Certain business and work-related expenses, such as the costs of laundering clothes, may qualify for a tax deduction. Tax deductions reduce your overall liability, which can reduce the amount of taxes you owe to the federal government. Keep accurate and thorough records of all of your eligible expenses so that you can determine if you are eligible to take the deduction and calculate what your total deduction will be.

Review Internal Revenue Service regulations regarding deducting business or non-reimbursed employee expenses to determine if your laundry costs are eligible for deduction. Information regarding non-reimbursed employee expenses can be found in IRS Publication 529 and information regarding business expenses can be found in IRS Publication 535. Ensure that your closing expenses are necessary and appropriate. Expenses for clothing that can be used for other purposes besides your business or work-related activities may not be deductible.

Calculate your annual total expenses for business or work-related laundry costs. These are expenses that are only used for business or work-related laundry costs, and not expenses for personal clothing items.

If you own a business as a sole proprietor, enter your home laundry business expenses on a Form Schedule C, under Part 2 Expenses. All of your business expenses will be deducted from your gross business income to determine your overall net profit or loss from your business.

Enter the profit or loss from the Schedule C to the appropriate tax form.
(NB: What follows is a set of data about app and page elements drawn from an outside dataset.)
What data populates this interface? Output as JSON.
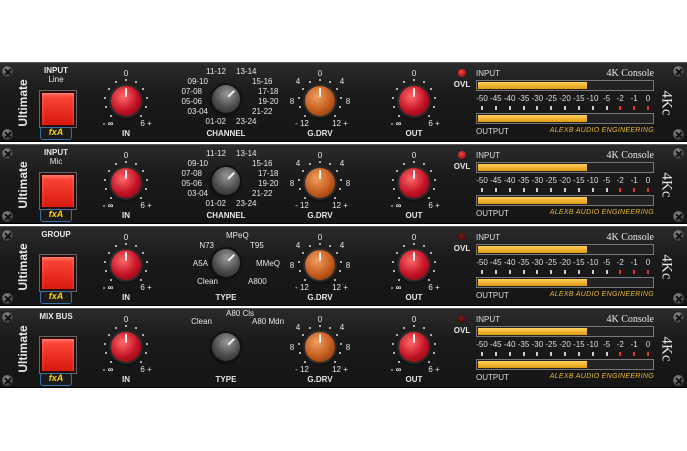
{
  "plugin": {
    "brand": "Ultimate",
    "logo_text": "fxA",
    "model_title": "4K Console",
    "side_title": "4Kc",
    "manufacturer": "ALEXB AUDIO ENGINEERING",
    "meter_scale": [
      "-50",
      "-45",
      "-40",
      "-35",
      "-30",
      "-25",
      "-20",
      "-15",
      "-10",
      "-5",
      "-2",
      "-1",
      "0"
    ],
    "meter_labels": {
      "input": "INPUT",
      "output": "OUTPUT"
    },
    "ovl_label": "OVL",
    "in_knob": {
      "label": "IN",
      "top": "0",
      "left": "- ∞",
      "right": "6 +"
    },
    "gdrv_knob": {
      "label": "G.DRV",
      "top": "0",
      "tl": "4",
      "tr": "4",
      "ml": "8",
      "mr": "8",
      "left": "- 12",
      "right": "12 +"
    },
    "out_knob": {
      "label": "OUT",
      "top": "0",
      "left": "- ∞",
      "right": "6 +"
    },
    "colors": {
      "accent_red": "#e8271a",
      "meter_fill": "#f0b429",
      "knob_red": "#c21224",
      "knob_orange": "#c35a1c"
    }
  },
  "strips": [
    {
      "button_label": "INPUT",
      "button_sub": "Line",
      "selector_label": "CHANNEL",
      "selector_options": [
        "11-12",
        "13-14",
        "09-10",
        "15-16",
        "07-08",
        "17-18",
        "05-06",
        "19-20",
        "03-04",
        "21-22",
        "01-02",
        "23-24"
      ],
      "ovl_on": true,
      "input_level": 0.62,
      "output_level": 0.62
    },
    {
      "button_label": "INPUT",
      "button_sub": "Mic",
      "selector_label": "CHANNEL",
      "selector_options": [
        "11-12",
        "13-14",
        "09-10",
        "15-16",
        "07-08",
        "17-18",
        "05-06",
        "19-20",
        "03-04",
        "21-22",
        "01-02",
        "23-24"
      ],
      "ovl_on": true,
      "input_level": 0.62,
      "output_level": 0.62
    },
    {
      "button_label": "GROUP",
      "button_sub": "",
      "selector_label": "TYPE",
      "selector_options": [
        "MPeQ",
        "N73",
        "T95",
        "A5A",
        "MMeQ",
        "Clean",
        "A800"
      ],
      "ovl_on": false,
      "input_level": 0.62,
      "output_level": 0.62
    },
    {
      "button_label": "MIX BUS",
      "button_sub": "",
      "selector_label": "TYPE",
      "selector_options": [
        "A80 Cls",
        "Clean",
        "A80 Mdn"
      ],
      "ovl_on": false,
      "input_level": 0.62,
      "output_level": 0.62
    }
  ]
}
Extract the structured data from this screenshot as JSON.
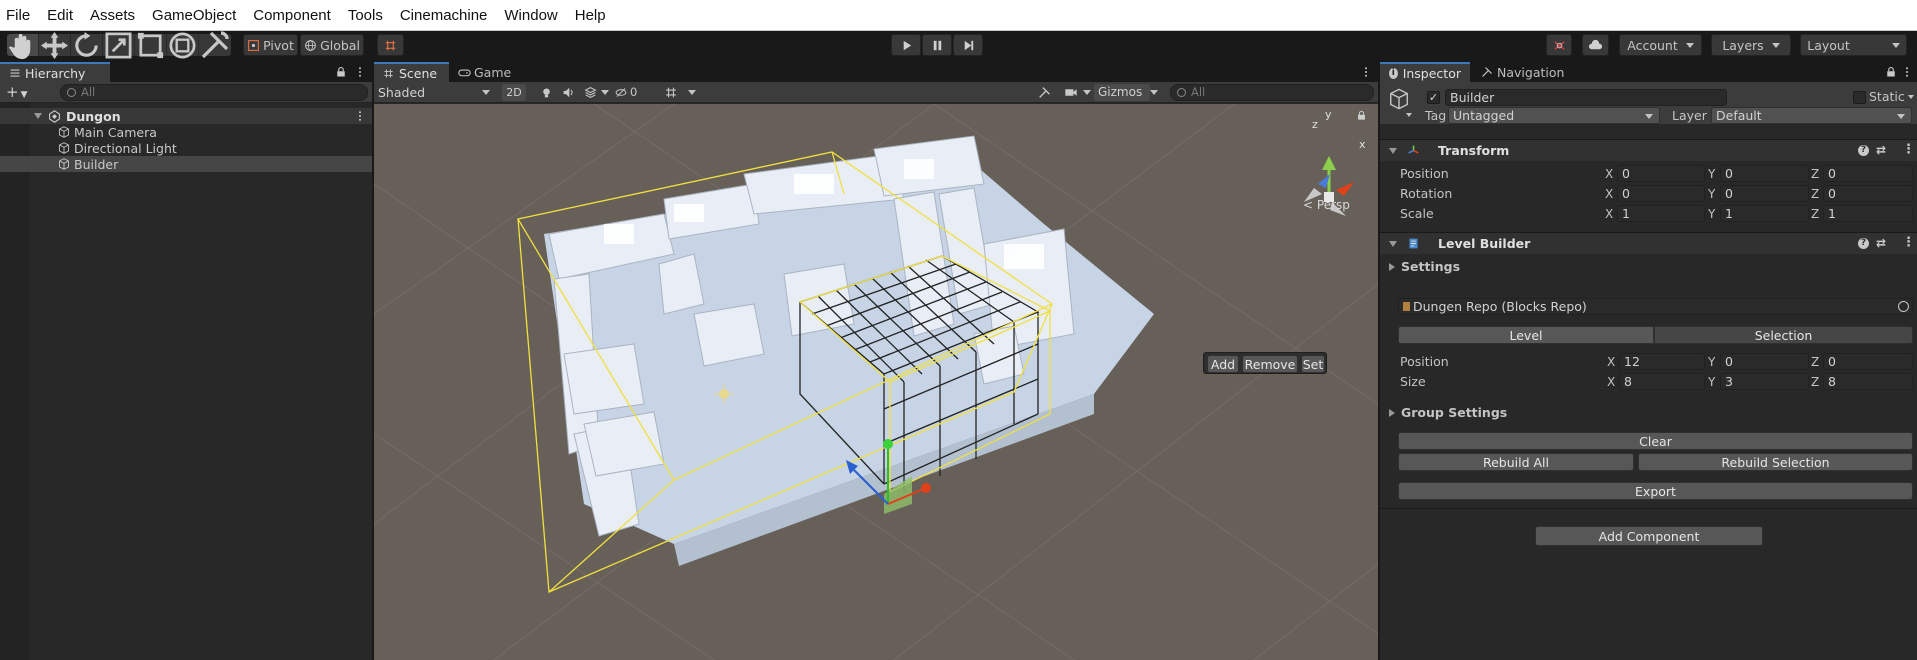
{
  "menu": [
    "File",
    "Edit",
    "Assets",
    "GameObject",
    "Component",
    "Tools",
    "Cinemachine",
    "Window",
    "Help"
  ],
  "toolbar": {
    "pivot_label": "Pivot",
    "global_label": "Global",
    "account_label": "Account",
    "layers_label": "Layers",
    "layout_label": "Layout"
  },
  "hierarchy": {
    "tab_label": "Hierarchy",
    "search_placeholder": "All",
    "root": "Dungon",
    "items": [
      "Main Camera",
      "Directional Light",
      "Builder"
    ],
    "selected": "Builder"
  },
  "scene": {
    "tabs": [
      "Scene",
      "Game"
    ],
    "shading_mode": "Shaded",
    "mode_2d": "2D",
    "hidden_count": "0",
    "gizmos_label": "Gizmos",
    "search_placeholder": "All",
    "persp_label": "Persp",
    "gizmo_axes": {
      "y": "y",
      "x": "x",
      "z": "z"
    },
    "overlay_buttons": [
      "Add",
      "Remove",
      "Set"
    ]
  },
  "inspector": {
    "tabs": [
      "Inspector",
      "Navigation"
    ],
    "object_name": "Builder",
    "static_label": "Static",
    "tag_label": "Tag",
    "tag_value": "Untagged",
    "layer_label": "Layer",
    "layer_value": "Default",
    "transform": {
      "title": "Transform",
      "rows": [
        {
          "label": "Position",
          "x": "0",
          "y": "0",
          "z": "0"
        },
        {
          "label": "Rotation",
          "x": "0",
          "y": "0",
          "z": "0"
        },
        {
          "label": "Scale",
          "x": "1",
          "y": "1",
          "z": "1"
        }
      ]
    },
    "level_builder": {
      "title": "Level Builder",
      "settings_label": "Settings",
      "repo_value": "Dungen Repo (Blocks Repo)",
      "modes": [
        "Level",
        "Selection"
      ],
      "position": {
        "label": "Position",
        "x": "12",
        "y": "0",
        "z": "0"
      },
      "size": {
        "label": "Size",
        "x": "8",
        "y": "3",
        "z": "8"
      },
      "group_settings_label": "Group Settings",
      "clear_label": "Clear",
      "rebuild_all_label": "Rebuild All",
      "rebuild_selection_label": "Rebuild Selection",
      "export_label": "Export"
    },
    "add_component_label": "Add Component"
  },
  "axis_letters": {
    "x": "X",
    "y": "Y",
    "z": "Z"
  },
  "colors": {
    "scene_bg": "#676058",
    "selection_yellow": "#f0e040",
    "accent_blue": "#3a79bb"
  }
}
According to the IRS, if you have a profit or loss, enter the amount on line 12 of Form 1040 or line 13 of the 1040NR form. Complete the remainder of your tax forms, following the instructions and guidelines provided by the IRS.

If you have job expenses as an employee, look at your adjusted gross income, or AGI, on line 38 of Form 1040 or line 37 of Form 1040NR. Multiply the AGI by 2%. The portion of your non-reimbursed employee expenses that is deductible is only that portion that exceeds 2% of your adjusted gross income. For example, if your AGI is $50,000, your total laundry and other non-reimbursed business expenses would need to exceed $1,000 to be deductible.

Enter your eligible deductions on Form Schedule A-Itemized Deductions, under the Job Expenses and Certain Miscellaneous Deductions section. Calculate all of your deductions and enter it on Line 29 of Form Schedule A. Enter this amount on Line 40 of Form 1040. If you do not itemize deductions, you would not be able to claim any work-related laundry expenses.


  • The IRS provides taxpayers with two types of deductions, the standard deduction or itemized deductions. In 2010, the standard deduction was $5,700 for a single taxpayer. Therefore, a single taxpayer's total of eligible deductions must exceed $5,700 to derive a financial benefit from itemizing deductions.

    You may want to consider purchasing separate cleaning supplies that would only be used when laundering your work clothes.